*** Opening DATA UNDER STUDY ***
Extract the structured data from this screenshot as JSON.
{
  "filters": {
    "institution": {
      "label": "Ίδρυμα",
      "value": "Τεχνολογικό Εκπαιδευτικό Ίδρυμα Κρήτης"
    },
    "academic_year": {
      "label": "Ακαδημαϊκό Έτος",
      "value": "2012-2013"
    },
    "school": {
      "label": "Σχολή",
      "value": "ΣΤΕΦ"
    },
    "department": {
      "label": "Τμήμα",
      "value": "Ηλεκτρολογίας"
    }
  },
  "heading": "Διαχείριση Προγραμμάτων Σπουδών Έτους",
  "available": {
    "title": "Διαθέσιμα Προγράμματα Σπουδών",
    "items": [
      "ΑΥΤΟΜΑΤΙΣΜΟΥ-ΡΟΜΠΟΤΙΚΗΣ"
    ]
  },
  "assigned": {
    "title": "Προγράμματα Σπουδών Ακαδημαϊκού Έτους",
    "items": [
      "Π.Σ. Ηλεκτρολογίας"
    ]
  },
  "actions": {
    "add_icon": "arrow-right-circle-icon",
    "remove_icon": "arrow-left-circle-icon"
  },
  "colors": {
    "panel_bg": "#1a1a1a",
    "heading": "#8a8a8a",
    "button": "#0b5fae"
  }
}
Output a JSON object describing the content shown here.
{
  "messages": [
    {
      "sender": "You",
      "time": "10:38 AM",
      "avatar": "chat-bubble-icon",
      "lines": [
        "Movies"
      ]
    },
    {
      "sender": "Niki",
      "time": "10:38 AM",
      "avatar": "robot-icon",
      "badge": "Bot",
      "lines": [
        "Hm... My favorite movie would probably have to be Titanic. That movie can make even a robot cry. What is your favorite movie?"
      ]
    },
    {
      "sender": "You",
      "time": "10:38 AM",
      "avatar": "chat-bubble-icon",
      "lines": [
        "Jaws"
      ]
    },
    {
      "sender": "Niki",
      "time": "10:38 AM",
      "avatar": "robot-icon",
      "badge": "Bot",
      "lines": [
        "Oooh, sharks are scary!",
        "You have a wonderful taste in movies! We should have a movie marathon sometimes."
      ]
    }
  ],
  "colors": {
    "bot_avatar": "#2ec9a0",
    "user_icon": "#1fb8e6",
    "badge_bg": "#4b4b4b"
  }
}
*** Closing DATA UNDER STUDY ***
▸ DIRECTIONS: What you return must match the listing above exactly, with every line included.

▸ TASK ANSWER:
Extract the structured data from this screenshot as JSON.
{
  "filters": {
    "institution": {
      "label": "Ίδρυμα",
      "value": "Τεχνολογικό Εκπαιδευτικό Ίδρυμα Κρήτης"
    },
    "academic_year": {
      "label": "Ακαδημαϊκό Έτος",
      "value": "2012-2013"
    },
    "school": {
      "label": "Σχολή",
      "value": "ΣΤΕΦ"
    },
    "department": {
      "label": "Τμήμα",
      "value": "Ηλεκτρολογίας"
    }
  },
  "heading": "Διαχείριση Προγραμμάτων Σπουδών Έτους",
  "available": {
    "title": "Διαθέσιμα Προγράμματα Σπουδών",
    "items": [
      "ΑΥΤΟΜΑΤΙΣΜΟΥ-ΡΟΜΠΟΤΙΚΗΣ"
    ]
  },
  "assigned": {
    "title": "Προγράμματα Σπουδών Ακαδημαϊκού Έτους",
    "items": [
      "Π.Σ. Ηλεκτρολογίας"
    ]
  },
  "actions": {
    "add_icon": "arrow-right-circle-icon",
    "remove_icon": "arrow-left-circle-icon"
  },
  "colors": {
    "panel_bg": "#1a1a1a",
    "heading": "#8a8a8a",
    "button": "#0b5fae"
  }
}
Output a JSON object describing the content shown here.
{
  "messages": [
    {
      "sender": "You",
      "time": "10:38 AM",
      "avatar": "chat-bubble-icon",
      "lines": [
        "Movies"
      ]
    },
    {
      "sender": "Niki",
      "time": "10:38 AM",
      "avatar": "robot-icon",
      "badge": "Bot",
      "lines": [
        "Hm... My favorite movie would probably have to be Titanic. That movie can make even a robot cry. What is your favorite movie?"
      ]
    },
    {
      "sender": "You",
      "time": "10:38 AM",
      "avatar": "chat-bubble-icon",
      "lines": [
        "Jaws"
      ]
    },
    {
      "sender": "Niki",
      "time": "10:38 AM",
      "avatar": "robot-icon",
      "badge": "Bot",
      "lines": [
        "Oooh, sharks are scary!",
        "You have a wonderful taste in movies! We should have a movie marathon sometimes."
      ]
    }
  ],
  "colors": {
    "bot_avatar": "#2ec9a0",
    "user_icon": "#1fb8e6",
    "badge_bg": "#4b4b4b"
  }
}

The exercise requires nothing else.